The other times I’ve seen the girls, it was just them on stage, with two guitars, or perhaps a guitar and mandolin, to provide all the accompaniment, so it was quite unusual to see them backed by a full orchestra.  I’d say the orchestra didn’t add much to the show, but neither did it take much away.  It just provided a more robust musical backdrop for songs that should have been inherently easy to score for an orchestral arrangement.  I like occasionally attending the orchestra’s live performances, so it was something of a treat to hear them in this setting.  But I decided upon attending the concert because of the Indigo Girls, not because the orchestra was playing. 

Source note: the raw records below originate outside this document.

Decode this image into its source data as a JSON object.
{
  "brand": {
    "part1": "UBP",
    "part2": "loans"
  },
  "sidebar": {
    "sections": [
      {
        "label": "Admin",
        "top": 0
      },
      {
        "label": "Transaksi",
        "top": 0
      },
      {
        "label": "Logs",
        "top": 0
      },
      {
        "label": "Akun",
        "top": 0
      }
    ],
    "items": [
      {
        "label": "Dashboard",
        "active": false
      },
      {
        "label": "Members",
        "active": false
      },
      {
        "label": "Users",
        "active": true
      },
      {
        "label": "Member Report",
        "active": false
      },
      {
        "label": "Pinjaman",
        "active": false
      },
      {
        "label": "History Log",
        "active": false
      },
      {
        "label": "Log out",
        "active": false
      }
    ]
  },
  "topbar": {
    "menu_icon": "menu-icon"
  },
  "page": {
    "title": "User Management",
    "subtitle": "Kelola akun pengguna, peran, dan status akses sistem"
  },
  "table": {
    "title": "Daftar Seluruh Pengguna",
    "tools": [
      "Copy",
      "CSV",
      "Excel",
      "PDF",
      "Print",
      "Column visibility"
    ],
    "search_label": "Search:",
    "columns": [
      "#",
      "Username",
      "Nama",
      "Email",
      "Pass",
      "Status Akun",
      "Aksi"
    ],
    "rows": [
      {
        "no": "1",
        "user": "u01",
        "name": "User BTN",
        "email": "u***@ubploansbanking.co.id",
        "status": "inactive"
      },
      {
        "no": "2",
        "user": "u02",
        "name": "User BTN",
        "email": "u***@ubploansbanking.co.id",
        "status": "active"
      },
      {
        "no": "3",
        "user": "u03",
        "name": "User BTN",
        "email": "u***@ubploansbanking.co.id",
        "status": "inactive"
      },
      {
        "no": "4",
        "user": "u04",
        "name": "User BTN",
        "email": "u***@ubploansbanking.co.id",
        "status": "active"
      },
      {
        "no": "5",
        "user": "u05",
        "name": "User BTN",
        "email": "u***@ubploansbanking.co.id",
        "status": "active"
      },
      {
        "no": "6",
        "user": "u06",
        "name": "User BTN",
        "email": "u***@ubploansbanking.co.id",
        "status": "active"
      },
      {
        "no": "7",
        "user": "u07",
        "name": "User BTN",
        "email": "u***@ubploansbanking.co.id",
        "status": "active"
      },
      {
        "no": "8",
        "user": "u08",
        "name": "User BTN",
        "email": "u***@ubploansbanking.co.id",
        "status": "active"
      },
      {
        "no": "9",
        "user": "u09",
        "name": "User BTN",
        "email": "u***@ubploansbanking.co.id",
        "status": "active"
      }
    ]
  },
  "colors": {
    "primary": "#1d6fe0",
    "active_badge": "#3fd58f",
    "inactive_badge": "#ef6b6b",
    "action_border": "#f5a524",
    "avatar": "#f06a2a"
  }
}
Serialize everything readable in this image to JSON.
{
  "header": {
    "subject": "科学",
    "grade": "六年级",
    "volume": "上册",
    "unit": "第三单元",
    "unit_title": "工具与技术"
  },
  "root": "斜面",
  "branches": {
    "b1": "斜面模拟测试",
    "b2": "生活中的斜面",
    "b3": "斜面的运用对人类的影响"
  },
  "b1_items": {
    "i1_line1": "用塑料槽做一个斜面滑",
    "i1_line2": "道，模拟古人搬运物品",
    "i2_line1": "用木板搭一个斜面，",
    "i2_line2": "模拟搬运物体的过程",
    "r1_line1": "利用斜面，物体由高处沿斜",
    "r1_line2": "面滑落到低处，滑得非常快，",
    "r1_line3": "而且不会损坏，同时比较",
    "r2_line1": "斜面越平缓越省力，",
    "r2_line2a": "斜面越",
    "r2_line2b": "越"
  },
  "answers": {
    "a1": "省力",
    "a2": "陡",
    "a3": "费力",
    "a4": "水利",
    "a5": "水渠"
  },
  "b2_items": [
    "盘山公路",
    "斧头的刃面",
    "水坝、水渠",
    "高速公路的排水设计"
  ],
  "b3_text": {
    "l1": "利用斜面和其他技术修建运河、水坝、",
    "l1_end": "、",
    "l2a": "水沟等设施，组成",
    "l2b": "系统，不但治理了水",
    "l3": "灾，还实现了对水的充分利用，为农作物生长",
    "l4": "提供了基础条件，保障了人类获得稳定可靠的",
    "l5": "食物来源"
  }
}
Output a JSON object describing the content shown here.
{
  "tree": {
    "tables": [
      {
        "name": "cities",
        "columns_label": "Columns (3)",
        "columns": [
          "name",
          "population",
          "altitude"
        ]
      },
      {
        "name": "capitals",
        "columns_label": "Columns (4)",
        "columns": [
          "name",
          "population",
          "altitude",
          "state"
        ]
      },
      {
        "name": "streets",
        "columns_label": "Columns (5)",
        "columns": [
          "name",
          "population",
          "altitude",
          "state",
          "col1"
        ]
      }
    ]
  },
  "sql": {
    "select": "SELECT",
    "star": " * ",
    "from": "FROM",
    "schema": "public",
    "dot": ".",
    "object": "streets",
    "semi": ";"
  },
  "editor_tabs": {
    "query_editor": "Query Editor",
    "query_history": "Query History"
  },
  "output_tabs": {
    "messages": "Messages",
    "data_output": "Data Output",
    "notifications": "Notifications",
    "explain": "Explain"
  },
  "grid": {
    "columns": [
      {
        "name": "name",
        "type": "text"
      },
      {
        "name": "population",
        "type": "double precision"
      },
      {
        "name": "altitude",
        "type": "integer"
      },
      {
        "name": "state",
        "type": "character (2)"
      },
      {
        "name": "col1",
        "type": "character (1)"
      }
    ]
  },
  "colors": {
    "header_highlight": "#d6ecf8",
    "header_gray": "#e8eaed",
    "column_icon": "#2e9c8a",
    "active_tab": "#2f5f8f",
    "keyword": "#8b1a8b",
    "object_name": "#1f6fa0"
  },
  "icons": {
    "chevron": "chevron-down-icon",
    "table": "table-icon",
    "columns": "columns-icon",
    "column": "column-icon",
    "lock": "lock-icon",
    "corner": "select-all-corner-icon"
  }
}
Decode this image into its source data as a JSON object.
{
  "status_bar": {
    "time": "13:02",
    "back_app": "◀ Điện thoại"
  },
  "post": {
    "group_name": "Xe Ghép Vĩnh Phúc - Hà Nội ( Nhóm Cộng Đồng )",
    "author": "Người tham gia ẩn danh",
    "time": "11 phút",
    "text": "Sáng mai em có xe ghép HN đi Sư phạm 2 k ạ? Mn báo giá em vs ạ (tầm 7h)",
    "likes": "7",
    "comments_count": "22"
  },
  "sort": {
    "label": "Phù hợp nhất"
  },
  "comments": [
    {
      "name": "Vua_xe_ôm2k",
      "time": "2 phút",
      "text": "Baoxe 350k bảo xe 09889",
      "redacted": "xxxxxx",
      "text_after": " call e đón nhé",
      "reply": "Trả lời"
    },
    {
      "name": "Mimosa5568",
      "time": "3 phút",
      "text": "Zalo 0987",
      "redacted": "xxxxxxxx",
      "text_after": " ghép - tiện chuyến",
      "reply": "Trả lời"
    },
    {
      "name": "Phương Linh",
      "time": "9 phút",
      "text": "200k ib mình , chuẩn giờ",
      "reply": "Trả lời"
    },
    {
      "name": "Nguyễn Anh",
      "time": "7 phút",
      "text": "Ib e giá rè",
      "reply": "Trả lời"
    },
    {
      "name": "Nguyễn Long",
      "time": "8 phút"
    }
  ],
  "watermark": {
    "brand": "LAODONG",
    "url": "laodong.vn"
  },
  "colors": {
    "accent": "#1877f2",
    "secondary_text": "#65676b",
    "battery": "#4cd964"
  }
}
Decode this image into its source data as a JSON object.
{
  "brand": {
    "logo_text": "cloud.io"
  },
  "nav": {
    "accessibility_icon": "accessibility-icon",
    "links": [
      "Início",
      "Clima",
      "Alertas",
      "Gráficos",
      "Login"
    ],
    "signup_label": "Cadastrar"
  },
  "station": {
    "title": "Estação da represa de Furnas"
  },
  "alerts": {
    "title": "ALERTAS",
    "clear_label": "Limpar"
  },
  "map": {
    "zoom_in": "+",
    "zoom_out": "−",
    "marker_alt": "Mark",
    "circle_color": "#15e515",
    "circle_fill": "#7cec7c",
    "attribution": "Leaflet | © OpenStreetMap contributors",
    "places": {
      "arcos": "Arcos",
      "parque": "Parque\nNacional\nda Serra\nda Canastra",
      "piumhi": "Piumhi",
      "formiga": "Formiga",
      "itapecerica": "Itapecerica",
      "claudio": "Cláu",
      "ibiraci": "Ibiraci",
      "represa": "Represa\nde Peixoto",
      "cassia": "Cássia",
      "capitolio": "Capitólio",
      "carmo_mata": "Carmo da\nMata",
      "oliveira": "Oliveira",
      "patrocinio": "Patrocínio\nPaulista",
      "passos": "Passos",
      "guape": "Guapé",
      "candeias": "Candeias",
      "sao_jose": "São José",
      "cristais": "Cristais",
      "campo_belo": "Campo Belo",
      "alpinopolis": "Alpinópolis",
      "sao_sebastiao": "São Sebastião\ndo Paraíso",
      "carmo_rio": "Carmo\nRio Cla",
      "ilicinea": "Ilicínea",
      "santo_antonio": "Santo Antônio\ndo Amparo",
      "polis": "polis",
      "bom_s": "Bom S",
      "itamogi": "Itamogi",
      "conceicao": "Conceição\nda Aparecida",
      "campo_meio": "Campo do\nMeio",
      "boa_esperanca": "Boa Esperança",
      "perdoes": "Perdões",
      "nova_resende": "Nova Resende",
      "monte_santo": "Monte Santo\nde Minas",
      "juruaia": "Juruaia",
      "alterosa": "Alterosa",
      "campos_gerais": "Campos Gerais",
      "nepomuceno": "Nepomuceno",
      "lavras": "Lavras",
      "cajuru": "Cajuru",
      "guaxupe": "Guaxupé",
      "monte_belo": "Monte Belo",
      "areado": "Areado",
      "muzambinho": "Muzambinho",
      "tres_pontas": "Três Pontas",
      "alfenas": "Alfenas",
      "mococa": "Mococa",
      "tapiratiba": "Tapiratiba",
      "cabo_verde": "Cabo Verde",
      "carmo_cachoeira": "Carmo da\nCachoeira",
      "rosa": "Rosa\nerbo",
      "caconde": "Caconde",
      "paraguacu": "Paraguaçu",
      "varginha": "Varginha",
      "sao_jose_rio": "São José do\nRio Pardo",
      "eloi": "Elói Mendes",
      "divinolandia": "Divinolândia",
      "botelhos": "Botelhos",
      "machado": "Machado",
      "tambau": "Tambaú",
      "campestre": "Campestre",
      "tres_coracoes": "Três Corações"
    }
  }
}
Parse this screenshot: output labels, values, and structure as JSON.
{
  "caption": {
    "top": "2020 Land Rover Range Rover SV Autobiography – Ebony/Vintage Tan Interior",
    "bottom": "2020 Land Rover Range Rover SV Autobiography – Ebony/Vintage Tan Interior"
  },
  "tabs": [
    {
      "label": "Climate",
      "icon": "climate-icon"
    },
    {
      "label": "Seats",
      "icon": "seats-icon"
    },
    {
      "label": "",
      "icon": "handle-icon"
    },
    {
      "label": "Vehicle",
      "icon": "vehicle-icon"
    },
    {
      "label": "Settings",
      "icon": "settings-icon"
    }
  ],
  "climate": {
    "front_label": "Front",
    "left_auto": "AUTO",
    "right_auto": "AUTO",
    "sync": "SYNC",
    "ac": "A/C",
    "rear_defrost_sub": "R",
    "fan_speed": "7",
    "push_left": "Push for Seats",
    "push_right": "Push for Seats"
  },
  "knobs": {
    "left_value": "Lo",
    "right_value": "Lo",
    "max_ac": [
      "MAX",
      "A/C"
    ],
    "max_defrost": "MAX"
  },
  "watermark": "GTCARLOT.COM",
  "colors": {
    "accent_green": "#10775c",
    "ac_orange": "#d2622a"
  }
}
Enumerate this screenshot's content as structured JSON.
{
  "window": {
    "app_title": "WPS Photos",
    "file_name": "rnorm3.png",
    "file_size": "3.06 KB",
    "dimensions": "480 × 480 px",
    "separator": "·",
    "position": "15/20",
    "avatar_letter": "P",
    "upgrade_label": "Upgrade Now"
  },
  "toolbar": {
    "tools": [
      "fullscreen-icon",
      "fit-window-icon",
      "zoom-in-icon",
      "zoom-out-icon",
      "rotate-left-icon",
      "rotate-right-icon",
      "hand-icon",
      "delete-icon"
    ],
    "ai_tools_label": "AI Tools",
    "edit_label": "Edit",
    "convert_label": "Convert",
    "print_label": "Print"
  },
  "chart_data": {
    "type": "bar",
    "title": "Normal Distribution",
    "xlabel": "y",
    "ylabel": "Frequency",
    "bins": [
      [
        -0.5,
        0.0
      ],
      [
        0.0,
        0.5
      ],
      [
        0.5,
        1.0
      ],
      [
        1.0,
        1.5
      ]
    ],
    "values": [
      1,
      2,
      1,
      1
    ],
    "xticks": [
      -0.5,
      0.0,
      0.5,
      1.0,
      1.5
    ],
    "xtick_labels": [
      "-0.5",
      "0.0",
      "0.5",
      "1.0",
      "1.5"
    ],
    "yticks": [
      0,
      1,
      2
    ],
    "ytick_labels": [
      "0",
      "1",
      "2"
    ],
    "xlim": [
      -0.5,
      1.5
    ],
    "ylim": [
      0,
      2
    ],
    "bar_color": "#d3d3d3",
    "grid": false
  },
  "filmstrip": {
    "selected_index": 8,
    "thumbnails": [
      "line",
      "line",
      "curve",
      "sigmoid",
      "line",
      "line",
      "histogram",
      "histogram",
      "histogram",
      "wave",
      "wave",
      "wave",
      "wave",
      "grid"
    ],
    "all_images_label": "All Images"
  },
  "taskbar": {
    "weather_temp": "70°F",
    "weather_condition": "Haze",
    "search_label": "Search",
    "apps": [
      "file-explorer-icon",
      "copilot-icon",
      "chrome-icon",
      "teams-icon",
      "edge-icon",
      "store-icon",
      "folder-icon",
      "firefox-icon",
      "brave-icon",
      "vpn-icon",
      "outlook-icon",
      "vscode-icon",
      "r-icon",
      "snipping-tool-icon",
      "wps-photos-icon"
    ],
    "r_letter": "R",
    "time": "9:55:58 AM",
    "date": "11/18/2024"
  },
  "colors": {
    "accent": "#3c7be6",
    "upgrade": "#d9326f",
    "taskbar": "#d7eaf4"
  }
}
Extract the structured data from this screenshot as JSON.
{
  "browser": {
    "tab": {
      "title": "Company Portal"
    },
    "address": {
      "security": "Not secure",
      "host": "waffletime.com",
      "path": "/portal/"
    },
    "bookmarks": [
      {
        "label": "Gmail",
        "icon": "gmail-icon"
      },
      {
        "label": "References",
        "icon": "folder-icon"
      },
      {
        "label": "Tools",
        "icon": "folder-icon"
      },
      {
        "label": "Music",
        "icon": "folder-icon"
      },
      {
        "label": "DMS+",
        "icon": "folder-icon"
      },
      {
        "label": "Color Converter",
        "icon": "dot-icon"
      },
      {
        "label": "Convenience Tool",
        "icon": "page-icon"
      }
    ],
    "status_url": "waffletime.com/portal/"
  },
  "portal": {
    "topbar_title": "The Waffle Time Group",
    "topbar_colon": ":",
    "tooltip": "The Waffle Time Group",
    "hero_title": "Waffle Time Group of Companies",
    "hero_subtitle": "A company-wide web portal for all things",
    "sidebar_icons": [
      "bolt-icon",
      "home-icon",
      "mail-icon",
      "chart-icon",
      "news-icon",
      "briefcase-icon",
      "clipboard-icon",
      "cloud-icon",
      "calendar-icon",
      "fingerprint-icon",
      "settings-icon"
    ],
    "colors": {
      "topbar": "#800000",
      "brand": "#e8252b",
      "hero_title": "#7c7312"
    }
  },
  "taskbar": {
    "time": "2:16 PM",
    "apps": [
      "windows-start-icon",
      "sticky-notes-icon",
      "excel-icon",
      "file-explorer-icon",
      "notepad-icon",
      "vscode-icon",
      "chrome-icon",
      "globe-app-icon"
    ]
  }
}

Now if you follow this blog you might be wondering if the person writing this Indigo Girls concert review could possibly be the same person who wrote of his love for smash-mouth football just two posts ago, bemoaning the NFL’s pansy-ass playing to the casual fan by tweaking rules to enhance scoring.   Indeed it is.  Human beings, of which I’m reasonably sure I qualify, are curious and inexplicable creatures, and all the more so when they reject being pigeon-holed by cultural mores and expectations.  It is perfectly acceptable to like the Indigo Girls, and to even share the same libertine and pacifist beliefs as theirs, while also loving the quasi-controlled passion and violence of an NFL football game.  A man is many things.  I abhor the dehumanizing idea of killing people, but I was formed at birth, like most other men, innately programmed for doing battle.  Unfortunately for today’s male, still carrying the warrior genes of his past as a protector and provider in hunter/gatherer clans, modern society no longer needs so much of what he’s been genetically programmed to do.  In fact, it needs almost nothing of his talents, as even the hard work of combat is done through technology these days.  Accordingly, I think it a better thing that men find expression of their innately violent character through mostly harmless games.  The simulated hand to hand combat aspect of football is why the game is fun, and why it won’t be fun anymore if its latent violence is ever rule-tweaked to extinction.   How much fun could watching a bunch of guys play flag football possibly be?

 And I believe in freedom, including the freedom for people to believe and do things I don’t agree with, which is, I think an attitude perfectly commensurate with the idea of football as a means of harmlessly expressing innately violent tendencies.  People should be as free as possible to live according to their visceral impulses, to indulge when they can the animating urges that make them human.  So long as what they do doesn’t hurt anyone, let them play, let them love, let them live.  There is no inherent conflict in simultaneously loving NFL football and the Indigo Girls.  

I enjoyed the concert.  More so, I’m sure it will become another post I’ll drape time upon.  For reasons I don’t quite understand, the Indigo Girls touch my heart in ways not many other artists have.